"Are you surprised that summer storms topple a particularly large number of street trees? Their puny underground anchoring systems - which in Nature could cover more than 700 square yards and are now restricted to an area shrunk to a tiny percentage of that - are not capable of supporting trunks that weigh many tons."
Wohlleben goes on to describe how street trees can't cool down at night, live in a world of constant light and an environment of exhaust fumes. Such trees lack the fungal and insect support systems that make the forest a pleasure and are damaged by dog pee and salt. We like the trees for all those good, green and caring reasons but simply plonking trees in cramped rows alongside the street is not, for forest trees like those limes in Doncaster, the right environment.

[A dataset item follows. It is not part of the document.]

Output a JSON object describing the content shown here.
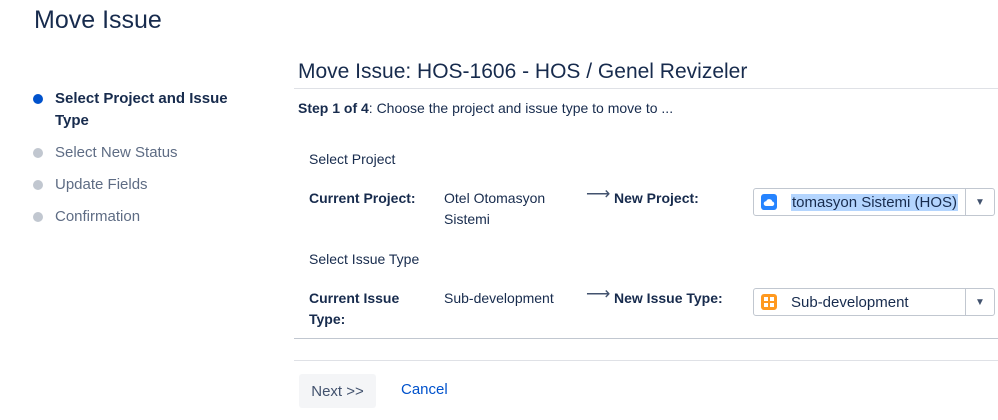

We now have national campaigns for more street trees but maybe we need to think differently. Instead of planing the trees alongside the road and storing up all those problems for future residents as well as making the poor tree suffer, why not design suburbia with marginalia, with undeveloped pockets left to their own foresty devices? Why not drop the 'gentle' density proposal and go in the opposite direction with bigger house plots featuring more garden - communal or private? Why not wide central, tree lined boulevards where the trees have the space needed without crowding the houses?

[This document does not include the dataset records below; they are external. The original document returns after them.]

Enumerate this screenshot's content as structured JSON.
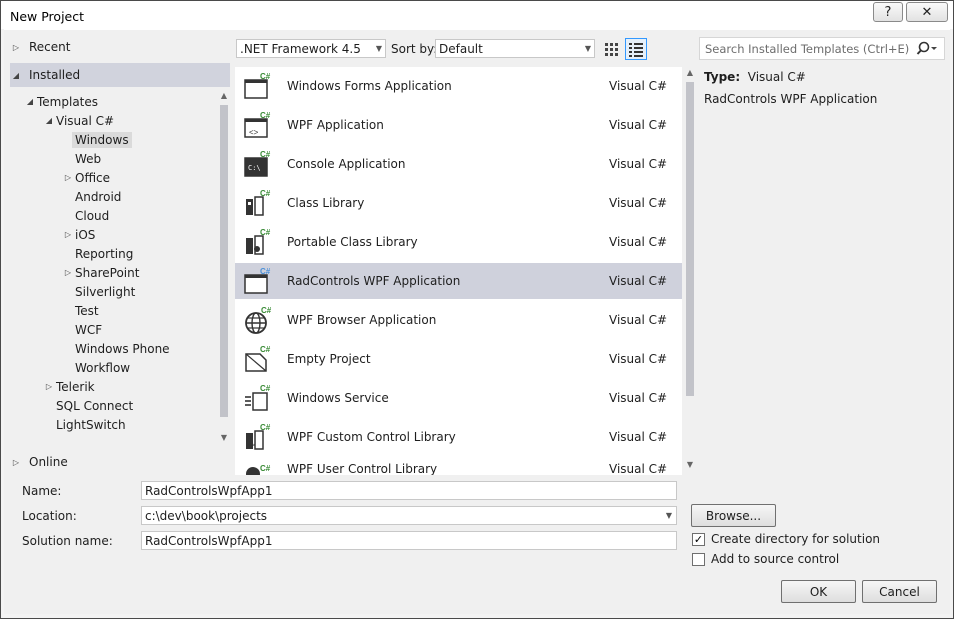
{
  "window": {
    "title": "New Project",
    "help": "?",
    "close": "✕"
  },
  "nav": {
    "recent": "Recent",
    "installed": "Installed",
    "online": "Online",
    "tree": [
      {
        "label": "Templates"
      },
      {
        "label": "Visual C#"
      },
      {
        "label": "Windows"
      },
      {
        "label": "Web"
      },
      {
        "label": "Office"
      },
      {
        "label": "Android"
      },
      {
        "label": "Cloud"
      },
      {
        "label": "iOS"
      },
      {
        "label": "Reporting"
      },
      {
        "label": "SharePoint"
      },
      {
        "label": "Silverlight"
      },
      {
        "label": "Test"
      },
      {
        "label": "WCF"
      },
      {
        "label": "Windows Phone"
      },
      {
        "label": "Workflow"
      },
      {
        "label": "Telerik"
      },
      {
        "label": "SQL Connect"
      },
      {
        "label": "LightSwitch"
      }
    ]
  },
  "toolbar": {
    "framework": ".NET Framework 4.5",
    "sort_label": "Sort by:",
    "sort_value": "Default",
    "search_placeholder": "Search Installed Templates (Ctrl+E)"
  },
  "templates": [
    {
      "name": "Windows Forms Application",
      "lang": "Visual C#",
      "icon": "winforms-icon"
    },
    {
      "name": "WPF Application",
      "lang": "Visual C#",
      "icon": "wpf-icon"
    },
    {
      "name": "Console Application",
      "lang": "Visual C#",
      "icon": "console-icon"
    },
    {
      "name": "Class Library",
      "lang": "Visual C#",
      "icon": "class-library-icon"
    },
    {
      "name": "Portable Class Library",
      "lang": "Visual C#",
      "icon": "portable-library-icon"
    },
    {
      "name": "RadControls WPF Application",
      "lang": "Visual C#",
      "icon": "radcontrols-icon"
    },
    {
      "name": "WPF Browser Application",
      "lang": "Visual C#",
      "icon": "globe-icon"
    },
    {
      "name": "Empty Project",
      "lang": "Visual C#",
      "icon": "empty-project-icon"
    },
    {
      "name": "Windows Service",
      "lang": "Visual C#",
      "icon": "service-icon"
    },
    {
      "name": "WPF Custom Control Library",
      "lang": "Visual C#",
      "icon": "control-library-icon"
    },
    {
      "name": "WPF User Control Library",
      "lang": "Visual C#",
      "icon": "user-control-icon"
    }
  ],
  "details": {
    "type_label": "Type:",
    "type_value": "Visual C#",
    "description": "RadControls WPF Application"
  },
  "form": {
    "name_label": "Name:",
    "name_value": "RadControlsWpfApp1",
    "location_label": "Location:",
    "location_value": "c:\\dev\\book\\projects",
    "solution_label": "Solution name:",
    "solution_value": "RadControlsWpfApp1",
    "browse": "Browse...",
    "create_dir": "Create directory for solution",
    "create_dir_checked": true,
    "source_control": "Add to source control",
    "source_control_checked": false,
    "ok": "OK",
    "cancel": "Cancel"
  },
  "colors": {
    "accent_green": "#388a34",
    "selection": "#cfd1dc",
    "rad_blue": "#4a90d9"
  }
}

Trees are important. Britain - England especially - has done a good job recovering from a historically low level of tree cover of the mid-20th century. Today England's level of tree cover approaches that of the 11th century, still a long way short of the forest extent of Germany or Italy but a steady recovery back to ancient levels of woodland. But more than just trees, what we should be planting are woods. As Robert Macfarlane describes in Underland, woods are almost entities themselves, a mixture of trees, plants, fungi, lichen and moss that function as a whole providing a living space for insects, birds and small mammals. Plonking trees in rows because they look good is the equivalent of the old-fashioned zoo but, instead of cages filled with unhappy animals for humans to gawk at, we get rows of sad trees assuaging human guilt about our environment.

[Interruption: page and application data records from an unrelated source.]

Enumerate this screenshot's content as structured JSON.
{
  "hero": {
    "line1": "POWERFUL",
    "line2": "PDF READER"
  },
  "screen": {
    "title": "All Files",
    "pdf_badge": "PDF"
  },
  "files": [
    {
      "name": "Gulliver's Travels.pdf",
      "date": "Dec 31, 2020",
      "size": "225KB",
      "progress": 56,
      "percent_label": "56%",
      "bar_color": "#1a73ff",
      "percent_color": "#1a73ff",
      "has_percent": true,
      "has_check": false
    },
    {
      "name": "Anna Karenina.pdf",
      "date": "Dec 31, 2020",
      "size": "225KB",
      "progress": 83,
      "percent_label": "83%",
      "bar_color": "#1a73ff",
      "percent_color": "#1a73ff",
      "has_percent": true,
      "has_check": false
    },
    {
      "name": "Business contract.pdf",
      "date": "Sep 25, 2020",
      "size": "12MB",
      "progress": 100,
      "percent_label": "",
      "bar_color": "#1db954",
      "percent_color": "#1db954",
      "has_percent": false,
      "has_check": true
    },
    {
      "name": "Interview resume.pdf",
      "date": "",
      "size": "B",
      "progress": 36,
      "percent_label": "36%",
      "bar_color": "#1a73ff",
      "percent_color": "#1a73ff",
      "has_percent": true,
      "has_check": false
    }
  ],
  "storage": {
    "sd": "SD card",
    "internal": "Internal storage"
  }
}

Organisations like Create Streets argue for more street trees with what amounts to an aesthetic abandon leavened by the occasional hint that more greenery makes cities healthier. But at no point do they consider the idea from the trees' perspective - what is the best environment for these trees to thrive - preferring a sort of human arrogance that results in poor quality trees lacking in the support systems allowing for a real woodland eco-system. Yes, let's get more urban woodland, let's rewild redundant city spaces instead of piling up another high rise. But let this not be simply trees neatly spaced out by architects and stuck in little concrete holes where they spend their shortened lives seeking water, fungi and friendship.